Any TV show that references Bill Cartwright and Cliff Levingston gets a positive review in our book.
"South Side" is a new show from Comedy Central that "follows two friends who just graduated from community college and are ready to take over the world. But until they do, they’re stuck working at Rent-T-Own. Shot on location in Chicago's Englewood neighborhood, the show offers an authentic look into what life on the South Side is all about."
This isn't an #ad, but you should certainly check it out if for no other reason than the constant Bulls references like the one below.
For you newer generation of Bulls fans, Cartwright played the final seven seasons of his NBA career with the Bulls. He averaged 8.7 points and 5.3 rebounds in 426 games and later coached the Bulls from 2001 to 2004. He went 51-100 as head coach.
Levingston played two seasons with the Bulls (1990-1992) and averaged 4.0 poinst and 2.9 rebounds in 157 games.

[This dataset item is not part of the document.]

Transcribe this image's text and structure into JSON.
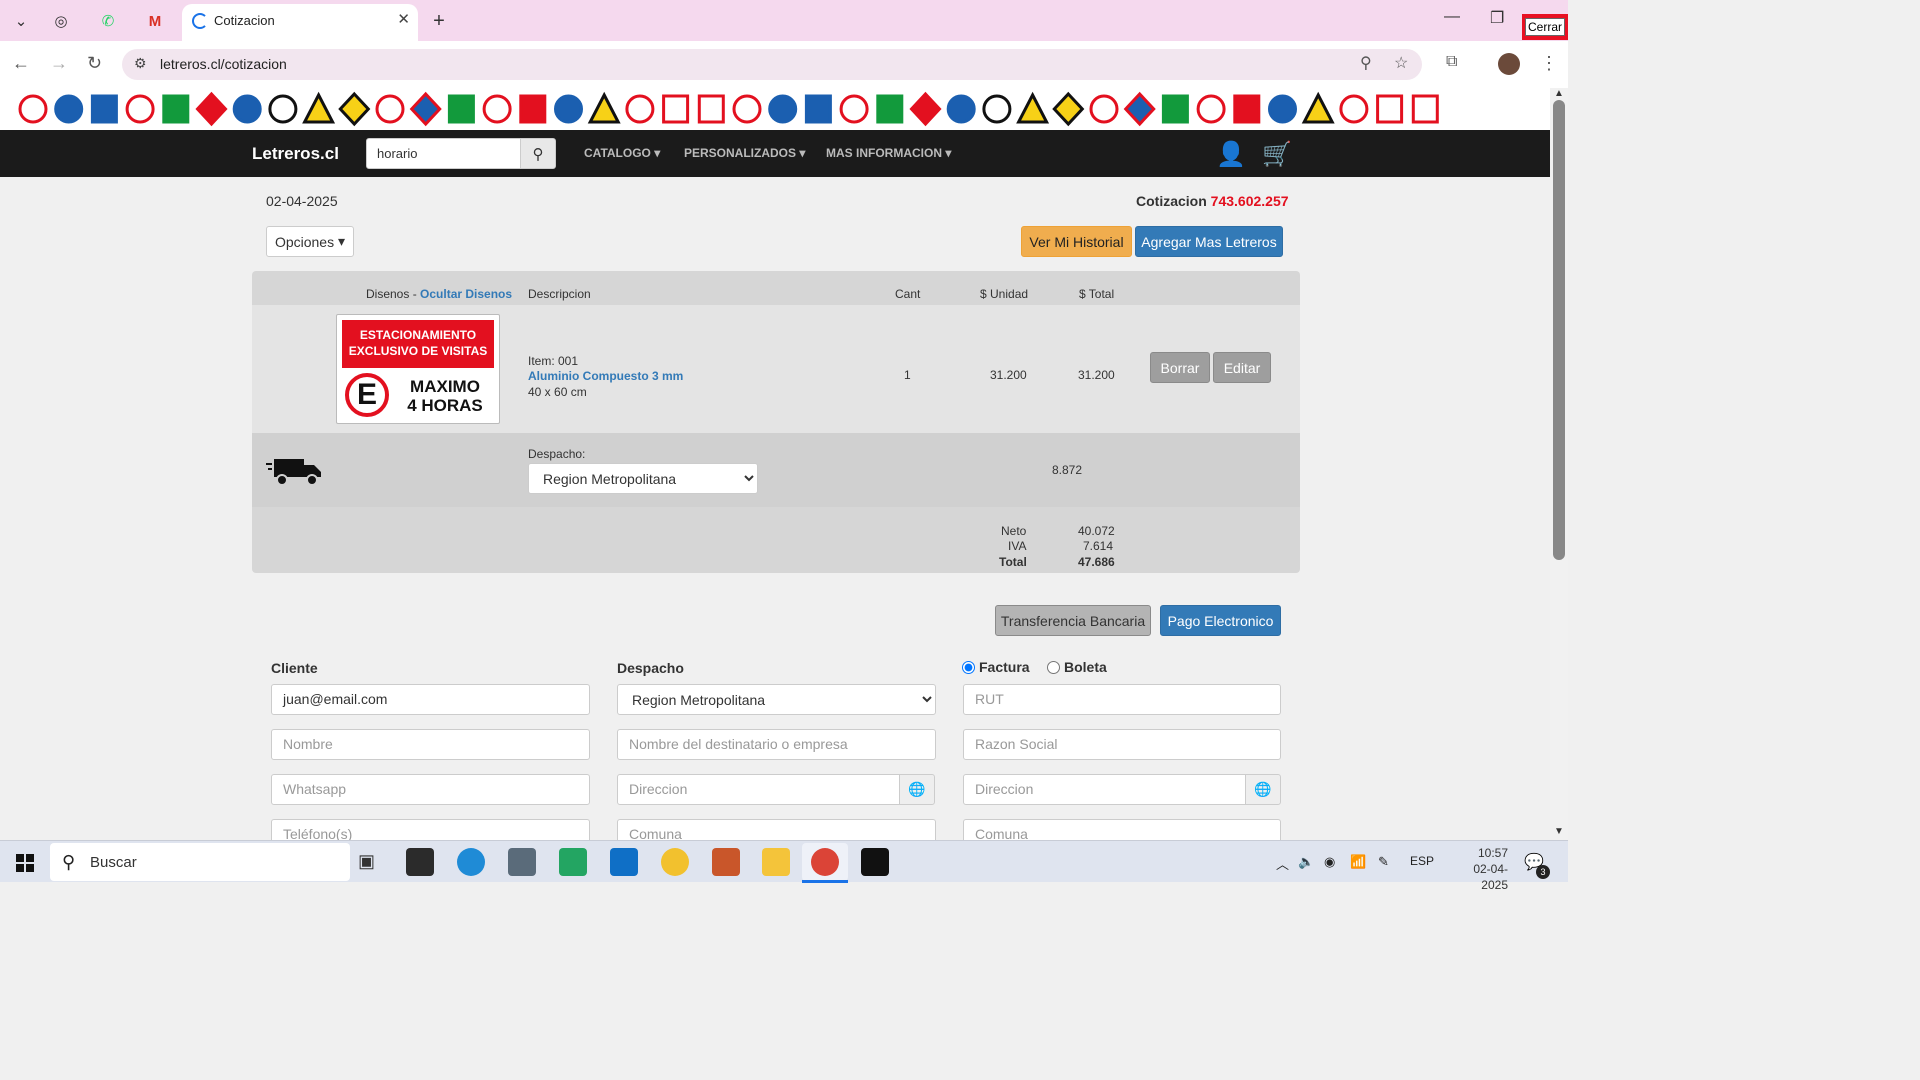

No one would argue they were critical pieces to the early 90s Bulls title teams, but they're still making headlines in 2019 for getting shoutouts in "South Side."
Yes, it's overanalyzing-open-gym-videos season around the NBA. Forgive us, but this one was pretty nice.
Bulls center Wendell Carter Jr. was seen working out with basketball trainer Chris Johnson, who has videos working out the likes of Jimmy Butler, Ben Simmons and other significant NBAers. And in just a 53-second clip, Carter shows off some impressive turnaround and fadeaway jumpers off the same initial move.
Wendell Carter Jr. ( @wendellcarterjr ) post breakdown and counters. Every move has a series of counters. Here is the turnaround and counters you can make out of it with @chrisjohnsonhoops @chicagobulls 🔥 #chicagobulls #bulls pic.twitter.com/MWnquebgVS— Swish Cultures (@swishcultures_) August 20, 2019
Now, let's state this again. It's a workout video and it shows Carter making five jumpers. It's nothing to get worked up about.
However, it's a positive sign that Carter is working on his jumper.
The Duke product showed some flashes of solid midrange shooting under Fred Hoiberg but moved almost exclusively to the post once Jim Boylen took over.
Under Hoiberg, Carter averaged 2.1 midrange shots per game and 1.0 3-point attempts per game.
Under Boylen, Carter averaged 1.6 midrange shots per game and 0.4 3-point attempts per game.
The hope is that Carter gets to spread his offensive wings a little bit more in his second season, and this short video would suggest that he's going to.